Back in the day there was a local bike club called The Sons Of Italy Road Club. You won't find too much about them, they went defunct somewhere around 2001, but they were pretty active in the area in the 80s and 90s. They used to hold an annual banquet in the fall, I could be mistaken but I believe the seeds of NE-BRA were sown here. This was the first time I met Chronoman, he was wearing a nametag that said "hello, my name is Terry Bradshaw". They used to have guest speakers at these banquets, the most notable of whom was Chris Carmichael. Chris talked alot about training, and of course, about his most famous client - Lance Armstrong. I don't remember what year that was, but it was pre-cancer and post world championship. During the q&a, I asked Chris if he thought lance would ever win the TdF. Chris answered 'I think he has the potential. Barring any accidents, yes, I think he will win the tour one day'.
Now, back to where I was heading when I first started writing this epic. Another guest speaker they had was Paul Curley (HEY!). This, if I remember correctly was the last banquet they had. Paul spoke a bit on his rather extensive racing career and then dedicated the rest of his address to his training philosophy. At one point, he mentioned 'fixed-gear' and 'mountain biking' in the same sentence. They served beer at the SoI hall, and I wasn't quite sure that I had heard him correctly. So I raised my hand and asked "did you just say you went mountain biking on a fixed gear?"
He replied "yes".
Again, having made a few trips to the bar, I'm not exactly sure what I said, but I know it was something along the lines of "that's fucked!"
This flustered Paul somewhat, but he continued with his presentation. I'm sure I feel asleep.
Fast forward about 17 years. MTB racing has peaked and declined. If you have a single speed mtb, you're cool. If you have a single speed 29'r, you're _uber_ cool. And, I guess now, if you have a _fixed_ 29'r, you're so fucking cool that thick mud solidifies as you approach allowing you to glide effortlessly through, coors light cans turn blue as you ride by, and hot chicks nipples stand out when you're in the vicinity.
I say this only partially toungue in cheek. Back in the day I was thoroughly ridiculed for wearing black/brown/beige dress socks when arriving for afternoon rides after work, even though I folded them over to resemble 'crew' socks (I remember a clause in the USCF manual as late as 1989 stating "socks will be white, shorts will be black. A thigh panel with the sponsors name will be allowed"). Now, white socks are totally gay, and the uber cool wear fucking argyle.
Now, certain bloggers fully embrace the off-road fixed-gear trend. These people are far more prolific as bloggers, racers, and slackers than I. While I ridicule the off-road fixed-gear rider for coming to the party 20 years after paul curley was using it as a spartan training regimen, I envy them for my inability to jump in with both feet due to pragmatic commitments of my own doing.

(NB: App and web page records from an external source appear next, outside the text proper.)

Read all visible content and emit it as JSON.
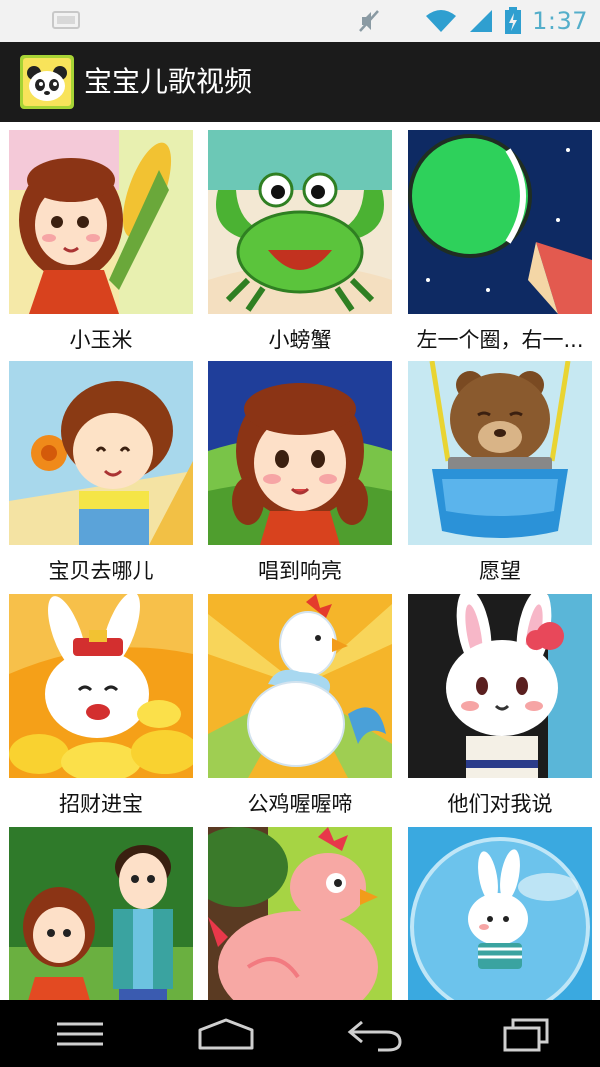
{
  "status_bar": {
    "time": "1:37",
    "icons": [
      "screenshot-icon",
      "mute-icon",
      "wifi-icon",
      "signal-icon",
      "battery-charging-icon"
    ]
  },
  "app_bar": {
    "title": "宝宝儿歌视频",
    "icon": "panda-app-icon"
  },
  "videos": [
    {
      "title": "小玉米",
      "thumb": "girl-with-corn"
    },
    {
      "title": "小螃蟹",
      "thumb": "green-crab"
    },
    {
      "title": "左一个圈，右一...",
      "thumb": "green-ball-and-pencil"
    },
    {
      "title": "宝贝去哪儿",
      "thumb": "boy-with-flower"
    },
    {
      "title": "唱到响亮",
      "thumb": "girl-with-pigtails"
    },
    {
      "title": "愿望",
      "thumb": "bear-in-balloon"
    },
    {
      "title": "招财进宝",
      "thumb": "rabbit-with-gold"
    },
    {
      "title": "公鸡喔喔啼",
      "thumb": "white-rooster"
    },
    {
      "title": "他们对我说",
      "thumb": "rabbit-with-bow"
    },
    {
      "title": "",
      "thumb": "two-children"
    },
    {
      "title": "",
      "thumb": "pink-hen"
    },
    {
      "title": "",
      "thumb": "rabbit-in-bubble"
    }
  ],
  "nav_bar": {
    "buttons": [
      "menu-icon",
      "home-icon",
      "back-icon",
      "recents-icon"
    ]
  },
  "colors": {
    "action_bar": "#1b1b1b",
    "status_bar": "#f2f2f2",
    "clock": "#54aeca",
    "nav_bar": "#000000"
  }
}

I sincerely hope that off-road fixed-gear competition becomes at least as successful as off-road single-speed competition has become. I won't be doing it, I'll have respect for those that _do_ embrace it, but I still think it's fucked.